= EXERCISE DETAILS =
Pull each line with the string "title" from the entries.
*** Opening RECORD EXCERPTS ***
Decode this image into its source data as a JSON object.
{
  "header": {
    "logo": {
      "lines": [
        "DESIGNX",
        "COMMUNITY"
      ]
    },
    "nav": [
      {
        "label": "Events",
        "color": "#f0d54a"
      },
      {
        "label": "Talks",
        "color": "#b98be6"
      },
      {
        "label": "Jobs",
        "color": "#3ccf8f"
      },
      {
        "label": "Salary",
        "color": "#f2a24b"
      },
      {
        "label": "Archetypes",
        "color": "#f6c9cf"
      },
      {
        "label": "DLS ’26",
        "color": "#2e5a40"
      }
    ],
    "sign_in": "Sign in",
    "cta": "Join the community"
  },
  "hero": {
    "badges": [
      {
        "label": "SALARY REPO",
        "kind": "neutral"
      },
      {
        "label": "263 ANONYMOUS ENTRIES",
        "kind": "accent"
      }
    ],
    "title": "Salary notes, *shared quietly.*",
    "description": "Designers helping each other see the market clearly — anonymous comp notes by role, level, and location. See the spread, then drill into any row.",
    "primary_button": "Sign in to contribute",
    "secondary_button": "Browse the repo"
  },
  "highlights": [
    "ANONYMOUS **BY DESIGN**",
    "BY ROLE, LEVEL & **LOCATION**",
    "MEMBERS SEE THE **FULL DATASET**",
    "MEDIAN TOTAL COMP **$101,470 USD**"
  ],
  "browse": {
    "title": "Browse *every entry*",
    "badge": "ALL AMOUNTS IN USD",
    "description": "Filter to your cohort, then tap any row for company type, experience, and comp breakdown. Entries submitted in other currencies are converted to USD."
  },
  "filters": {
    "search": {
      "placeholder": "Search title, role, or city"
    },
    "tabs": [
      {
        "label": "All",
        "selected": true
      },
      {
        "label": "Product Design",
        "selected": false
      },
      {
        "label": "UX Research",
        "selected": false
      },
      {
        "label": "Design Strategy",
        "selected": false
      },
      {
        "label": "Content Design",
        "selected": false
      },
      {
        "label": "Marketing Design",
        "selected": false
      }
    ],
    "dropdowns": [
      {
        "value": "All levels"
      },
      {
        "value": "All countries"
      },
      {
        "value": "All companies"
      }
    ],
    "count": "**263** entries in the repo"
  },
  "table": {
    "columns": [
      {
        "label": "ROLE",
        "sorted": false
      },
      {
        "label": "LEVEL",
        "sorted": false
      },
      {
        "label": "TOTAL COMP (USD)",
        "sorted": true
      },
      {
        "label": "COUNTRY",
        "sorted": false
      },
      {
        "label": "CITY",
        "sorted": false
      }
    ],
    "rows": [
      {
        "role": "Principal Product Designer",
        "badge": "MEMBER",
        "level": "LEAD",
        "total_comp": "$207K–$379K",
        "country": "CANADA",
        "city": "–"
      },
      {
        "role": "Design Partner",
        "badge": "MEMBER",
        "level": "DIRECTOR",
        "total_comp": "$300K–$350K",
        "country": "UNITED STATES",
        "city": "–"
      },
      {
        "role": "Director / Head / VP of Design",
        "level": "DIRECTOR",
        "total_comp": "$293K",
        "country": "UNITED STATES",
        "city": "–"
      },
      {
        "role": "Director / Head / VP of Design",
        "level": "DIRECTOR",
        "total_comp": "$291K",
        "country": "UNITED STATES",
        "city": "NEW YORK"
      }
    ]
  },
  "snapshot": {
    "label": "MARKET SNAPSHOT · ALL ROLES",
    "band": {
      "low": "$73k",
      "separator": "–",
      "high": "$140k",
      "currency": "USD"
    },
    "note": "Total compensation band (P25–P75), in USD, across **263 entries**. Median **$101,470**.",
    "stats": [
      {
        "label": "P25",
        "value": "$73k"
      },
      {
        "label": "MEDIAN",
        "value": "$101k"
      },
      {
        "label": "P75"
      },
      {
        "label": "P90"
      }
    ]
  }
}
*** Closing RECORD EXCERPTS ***
= ANSWER SECTION =
    "title": "Salary notes, *shared quietly.*",
    "title": "Browse *every entry*",
      "placeholder": "Search title, role, or city"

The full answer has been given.